Texas’s Judicial Emergencies and the Need for Senate Action
On April 3 the Center for American Progress co-hosted an event with Progress Texas, Texans for a Fair Judiciary, and the St. Mary’s University School of Law American Constitution Society chapter. The event, held in San Antonio, featured Texas Congressmen Charlie Gonzalez (D-TX) and Lloyd Doggett (D-TX), who described the Senate federal nomination process and the unprecedented gridlock that has prevented the appointment of many qualified judicial candidates, both nationwide and in Texas. The congressmen emphasized that Texas, among other states, is battling a judicial vacancy crisis.
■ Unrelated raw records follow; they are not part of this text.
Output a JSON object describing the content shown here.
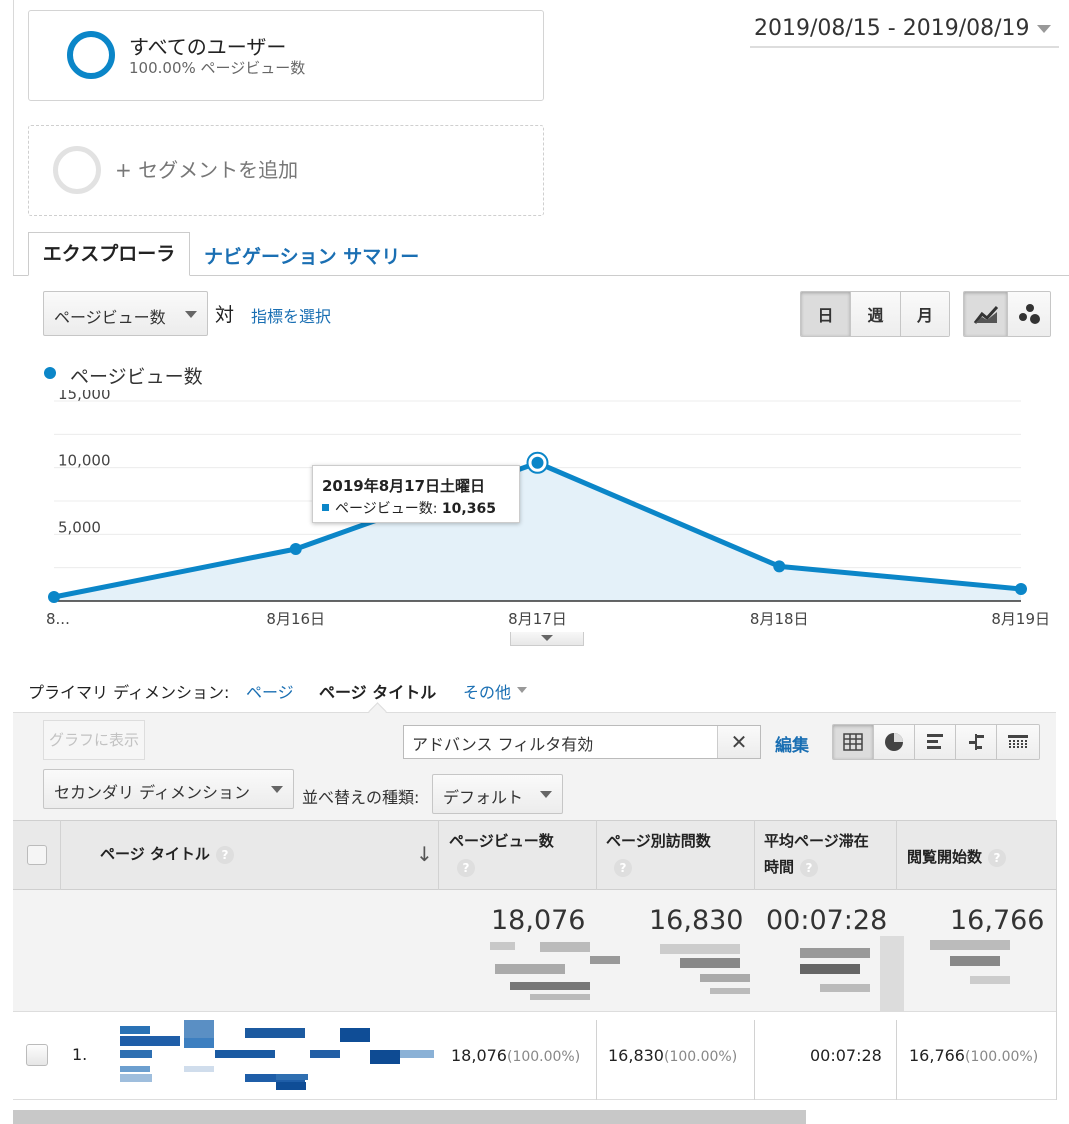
{
  "segments": {
    "all_users": {
      "title": "すべてのユーザー",
      "subtitle": "100.00% ページビュー数",
      "color": "#0b86c8"
    },
    "add_segment": {
      "label": "+ セグメントを追加"
    }
  },
  "date_range": "2019/08/15 - 2019/08/19",
  "tabs": {
    "explorer": "エクスプローラ",
    "navigation_summary": "ナビゲーション サマリー"
  },
  "chart_controls": {
    "metric_dropdown": "ページビュー数",
    "vs_label": "対",
    "select_metric_link": "指標を選択",
    "granularity": [
      {
        "label": "日",
        "active": true
      },
      {
        "label": "週",
        "active": false
      },
      {
        "label": "月",
        "active": false
      }
    ],
    "chart_type_icons": [
      "line-chart-icon",
      "motion-chart-icon"
    ]
  },
  "chart_data": {
    "type": "area",
    "series": [
      {
        "name": "ページビュー数",
        "color": "#0b86c8",
        "values": [
          300,
          3900,
          10365,
          2600,
          900
        ]
      }
    ],
    "x_labels": [
      "8...",
      "8月16日",
      "8月17日",
      "8月18日",
      "8月19日"
    ],
    "y_ticks": [
      "15,000",
      "10,000",
      "5,000"
    ],
    "ylim": [
      0,
      15000
    ],
    "grid": true,
    "highlight_index": 2,
    "tooltip": {
      "date": "2019年8月17日土曜日",
      "metric": "ページビュー数",
      "value": "10,365"
    }
  },
  "primary_dimension": {
    "label": "プライマリ ディメンション:",
    "options": [
      {
        "label": "ページ",
        "active": false
      },
      {
        "label": "ページ タイトル",
        "active": true
      },
      {
        "label": "その他",
        "active": false
      }
    ]
  },
  "toolbar": {
    "plot_rows": "グラフに表示",
    "filter_text": "アドバンス フィルタ有効",
    "filter_clear": "✕",
    "edit": "編集",
    "view_icons": [
      "table-view-icon",
      "pie-view-icon",
      "performance-view-icon",
      "comparison-view-icon",
      "pivot-view-icon"
    ],
    "secondary_dimension": "セカンダリ ディメンション",
    "sort_label": "並べ替えの種類:",
    "sort_value": "デフォルト"
  },
  "table": {
    "columns": {
      "title": "ページ タイトル",
      "pageviews": "ページビュー数",
      "unique": "ページ別訪問数",
      "avg_time_1": "平均ページ滞在",
      "avg_time_2": "時間",
      "entrances": "閲覧開始数"
    },
    "help": "?",
    "sort_arrow": "↓",
    "totals": {
      "pageviews": "18,076",
      "unique": "16,830",
      "avg_time": "00:07:28",
      "entrances": "16,766"
    },
    "rows": [
      {
        "index": "1.",
        "pageviews": "18,076",
        "pageviews_pct": "(100.00%)",
        "unique": "16,830",
        "unique_pct": "(100.00%)",
        "avg_time": "00:07:28",
        "entrances": "16,766",
        "entrances_pct": "(100.00%)"
      }
    ]
  }
}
“For the past three years, Senate Republicans have undertaken an unprecedented effort to block nominees, filibustering judges who are so qualified that, when they do get to the Senate floor, they are confirmed by 90 votes,” said Rep. Charlie Gonzalez. “This is denying millions of Americans equal access to one third of our government. It creates uncertainty that keeps businesses from investing, hurting our economy. Senators have a constitutional duty to give these qualified nominees an up-or-down vote but only pressure from the American people can force them to meet this obligation.”
In his remarks Rep. Lloyd Doggett added, “We have many exceptional judicial candidates ready to begin strengthening justice in Texas. This problem of unnecessary, lengthy delay in the appointment process is having negative consequences far beyond the vacancies involved. Empty robes jeopardize our judicial system and filling them must be a higher priority.”
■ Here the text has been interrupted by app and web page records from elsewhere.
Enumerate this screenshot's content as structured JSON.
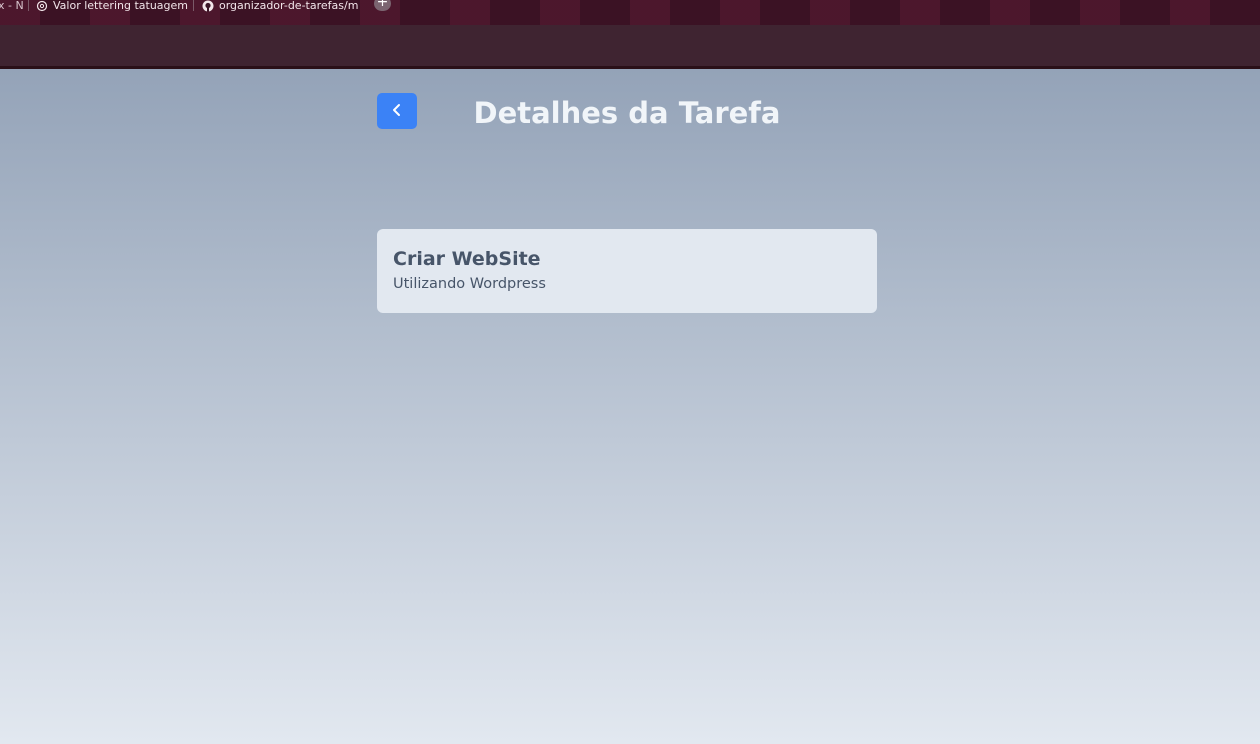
{
  "browser": {
    "tabs": [
      {
        "label": "x - N",
        "icon": "partial-tab"
      },
      {
        "label": "Valor lettering tatuagem",
        "icon": "openai-icon"
      },
      {
        "label": "organizador-de-tarefas/m",
        "icon": "github-icon"
      }
    ],
    "new_tab_label": "+"
  },
  "page": {
    "title": "Detalhes da Tarefa",
    "back_button_icon": "chevron-left-icon",
    "accent_color": "#3b82f6"
  },
  "task": {
    "title": "Criar WebSite",
    "description": "Utilizando Wordpress"
  }
}
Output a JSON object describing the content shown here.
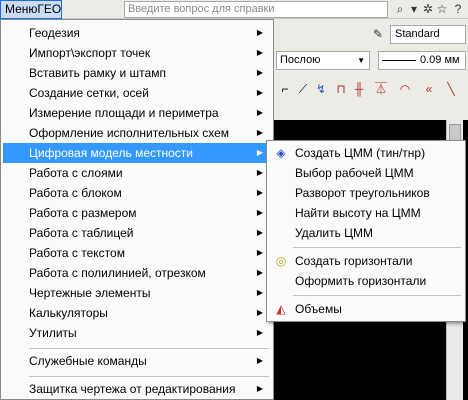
{
  "menubar": {
    "menu_label": "МенюГЕО",
    "help_placeholder": "Введите вопрос для справки"
  },
  "toolbar": {
    "style_value": "Standard",
    "layer_value": "Послою",
    "lineweight_value": "0.09 мм"
  },
  "main_menu": {
    "items": [
      {
        "label": "Геодезия"
      },
      {
        "label": "Импорт\\экспорт точек"
      },
      {
        "label": "Вставить рамку и штамп"
      },
      {
        "label": "Создание сетки, осей"
      },
      {
        "label": "Измерение площади и периметра"
      },
      {
        "label": "Оформление исполнительных схем"
      },
      {
        "label": "Цифровая модель местности"
      },
      {
        "label": "Работа с слоями"
      },
      {
        "label": "Работа с блоком"
      },
      {
        "label": "Работа с размером"
      },
      {
        "label": "Работа с таблицей"
      },
      {
        "label": "Работа с текстом"
      },
      {
        "label": "Работа с полилинией, отрезком"
      },
      {
        "label": "Чертежные элементы"
      },
      {
        "label": "Калькуляторы"
      },
      {
        "label": "Утилиты"
      },
      {
        "label": "Служебные команды"
      },
      {
        "label": "Защитка чертежа от редактирования"
      }
    ]
  },
  "sub_menu": {
    "items": [
      {
        "label": "Создать ЦММ (тин/тнр)",
        "icon": "grid-icon"
      },
      {
        "label": "Выбор рабочей ЦММ"
      },
      {
        "label": "Разворот треугольников"
      },
      {
        "label": "Найти высоту на ЦММ"
      },
      {
        "label": "Удалить ЦММ"
      },
      {
        "label": "Создать горизонтали",
        "icon": "contour-icon"
      },
      {
        "label": "Оформить горизонтали"
      },
      {
        "label": "Объемы",
        "icon": "volume-icon"
      }
    ]
  }
}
Six of Texas’s 52 judicial seats are empty, and all six of those vacancies are deemed judicial emergencies; there are not enough judges on the bench to hear the number of cases filed each year in Texas. Yet there are currently two qualified nominees who have the support of both of Texas’s Republican senators who have not gotten a vote on the Senate floor.
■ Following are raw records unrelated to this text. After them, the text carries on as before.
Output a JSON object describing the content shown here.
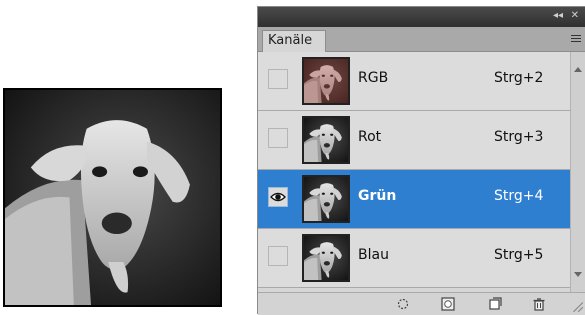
{
  "panel": {
    "tab_label": "Kanäle",
    "title_controls": {
      "collapse": "◂◂",
      "close": "✕"
    },
    "channels": [
      {
        "name": "RGB",
        "shortcut": "Strg+2",
        "visible": false,
        "selected": false,
        "tint": "color"
      },
      {
        "name": "Rot",
        "shortcut": "Strg+3",
        "visible": false,
        "selected": false,
        "tint": "gray"
      },
      {
        "name": "Grün",
        "shortcut": "Strg+4",
        "visible": true,
        "selected": true,
        "tint": "gray"
      },
      {
        "name": "Blau",
        "shortcut": "Strg+5",
        "visible": false,
        "selected": false,
        "tint": "gray"
      }
    ],
    "footer_buttons": [
      "load-selection-icon",
      "save-selection-icon",
      "new-channel-icon",
      "delete-channel-icon"
    ],
    "selection_color": "#2f7fd1"
  },
  "preview": {
    "subject": "goat-photo-grayscale"
  }
}
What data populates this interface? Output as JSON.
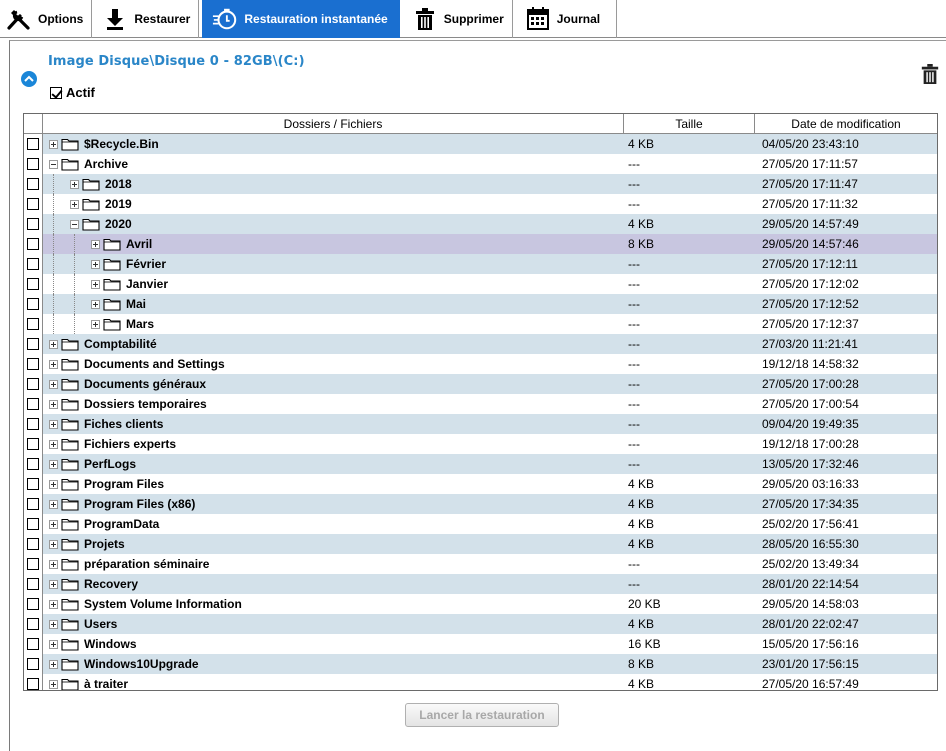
{
  "toolbar": {
    "options": "Options",
    "restaurer": "Restaurer",
    "restauration_instantanee": "Restauration instantanée",
    "supprimer": "Supprimer",
    "journal": "Journal"
  },
  "colors": {
    "accent": "#1a6fd0",
    "title": "#2a86c8",
    "row_alt": "#d3e1ea",
    "row_selected": "#c8c6e0"
  },
  "panel": {
    "title": "Image Disque\\Disque 0 - 82GB\\(C:)",
    "actif_label": "Actif"
  },
  "table": {
    "headers": {
      "name": "Dossiers / Fichiers",
      "size": "Taille",
      "date": "Date de modification"
    },
    "rows": [
      {
        "name": "$Recycle.Bin",
        "size": "4 KB",
        "date": "04/05/20 23:43:10",
        "depth": 0,
        "expanded": false
      },
      {
        "name": "Archive",
        "size": "---",
        "date": "27/05/20 17:11:57",
        "depth": 0,
        "expanded": true
      },
      {
        "name": "2018",
        "size": "---",
        "date": "27/05/20 17:11:47",
        "depth": 1,
        "expanded": false
      },
      {
        "name": "2019",
        "size": "---",
        "date": "27/05/20 17:11:32",
        "depth": 1,
        "expanded": false
      },
      {
        "name": "2020",
        "size": "4 KB",
        "date": "29/05/20 14:57:49",
        "depth": 1,
        "expanded": true
      },
      {
        "name": "Avril",
        "size": "8 KB",
        "date": "29/05/20 14:57:46",
        "depth": 2,
        "expanded": false,
        "selected": true
      },
      {
        "name": "Février",
        "size": "---",
        "date": "27/05/20 17:12:11",
        "depth": 2,
        "expanded": false
      },
      {
        "name": "Janvier",
        "size": "---",
        "date": "27/05/20 17:12:02",
        "depth": 2,
        "expanded": false
      },
      {
        "name": "Mai",
        "size": "---",
        "date": "27/05/20 17:12:52",
        "depth": 2,
        "expanded": false
      },
      {
        "name": "Mars",
        "size": "---",
        "date": "27/05/20 17:12:37",
        "depth": 2,
        "expanded": false
      },
      {
        "name": "Comptabilité",
        "size": "---",
        "date": "27/03/20 11:21:41",
        "depth": 0,
        "expanded": false
      },
      {
        "name": "Documents and Settings",
        "size": "---",
        "date": "19/12/18 14:58:32",
        "depth": 0,
        "expanded": false
      },
      {
        "name": "Documents généraux",
        "size": "---",
        "date": "27/05/20 17:00:28",
        "depth": 0,
        "expanded": false
      },
      {
        "name": "Dossiers temporaires",
        "size": "---",
        "date": "27/05/20 17:00:54",
        "depth": 0,
        "expanded": false
      },
      {
        "name": "Fiches clients",
        "size": "---",
        "date": "09/04/20 19:49:35",
        "depth": 0,
        "expanded": false
      },
      {
        "name": "Fichiers experts",
        "size": "---",
        "date": "19/12/18 17:00:28",
        "depth": 0,
        "expanded": false
      },
      {
        "name": "PerfLogs",
        "size": "---",
        "date": "13/05/20 17:32:46",
        "depth": 0,
        "expanded": false
      },
      {
        "name": "Program Files",
        "size": "4 KB",
        "date": "29/05/20 03:16:33",
        "depth": 0,
        "expanded": false
      },
      {
        "name": "Program Files (x86)",
        "size": "4 KB",
        "date": "27/05/20 17:34:35",
        "depth": 0,
        "expanded": false
      },
      {
        "name": "ProgramData",
        "size": "4 KB",
        "date": "25/02/20 17:56:41",
        "depth": 0,
        "expanded": false
      },
      {
        "name": "Projets",
        "size": "4 KB",
        "date": "28/05/20 16:55:30",
        "depth": 0,
        "expanded": false
      },
      {
        "name": "préparation séminaire",
        "size": "---",
        "date": "25/02/20 13:49:34",
        "depth": 0,
        "expanded": false
      },
      {
        "name": "Recovery",
        "size": "---",
        "date": "28/01/20 22:14:54",
        "depth": 0,
        "expanded": false
      },
      {
        "name": "System Volume Information",
        "size": "20 KB",
        "date": "29/05/20 14:58:03",
        "depth": 0,
        "expanded": false
      },
      {
        "name": "Users",
        "size": "4 KB",
        "date": "28/01/20 22:02:47",
        "depth": 0,
        "expanded": false
      },
      {
        "name": "Windows",
        "size": "16 KB",
        "date": "15/05/20 17:56:16",
        "depth": 0,
        "expanded": false
      },
      {
        "name": "Windows10Upgrade",
        "size": "8 KB",
        "date": "23/01/20 17:56:15",
        "depth": 0,
        "expanded": false
      },
      {
        "name": "à traiter",
        "size": "4 KB",
        "date": "27/05/20 16:57:49",
        "depth": 0,
        "expanded": false
      }
    ]
  },
  "footer": {
    "restore_button": "Lancer la restauration"
  }
}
All told, there have been 19 filibusters of President Barack Obama’s judicial nominees, more than any other president (seen clearly here). There is currently a 9.2 percent vacancy rate on the federal bench throughout the country. The historical average has been around 6 percent.
In response to the situation, Rep. Gonzalez said, “Any objective analysis of the data will show you something is terribly wrong. What’s going on is truly inexcusable. There’s no way those facts and figures can be defended by those causing the impasse.” Rep. Doggett added, “What we need, if not outrage, is at least, concerned involvement.”
Both congressmen urged the attendees to contact their senators and the White House to encourage the Senate to take up floor votes as soon as possible to fill the vacancies on the federal bench. Without the help of advocates across the country and concerted pressure on the Senate and the White House, our courts will continue to be understaffed causing delays in justice for the American people.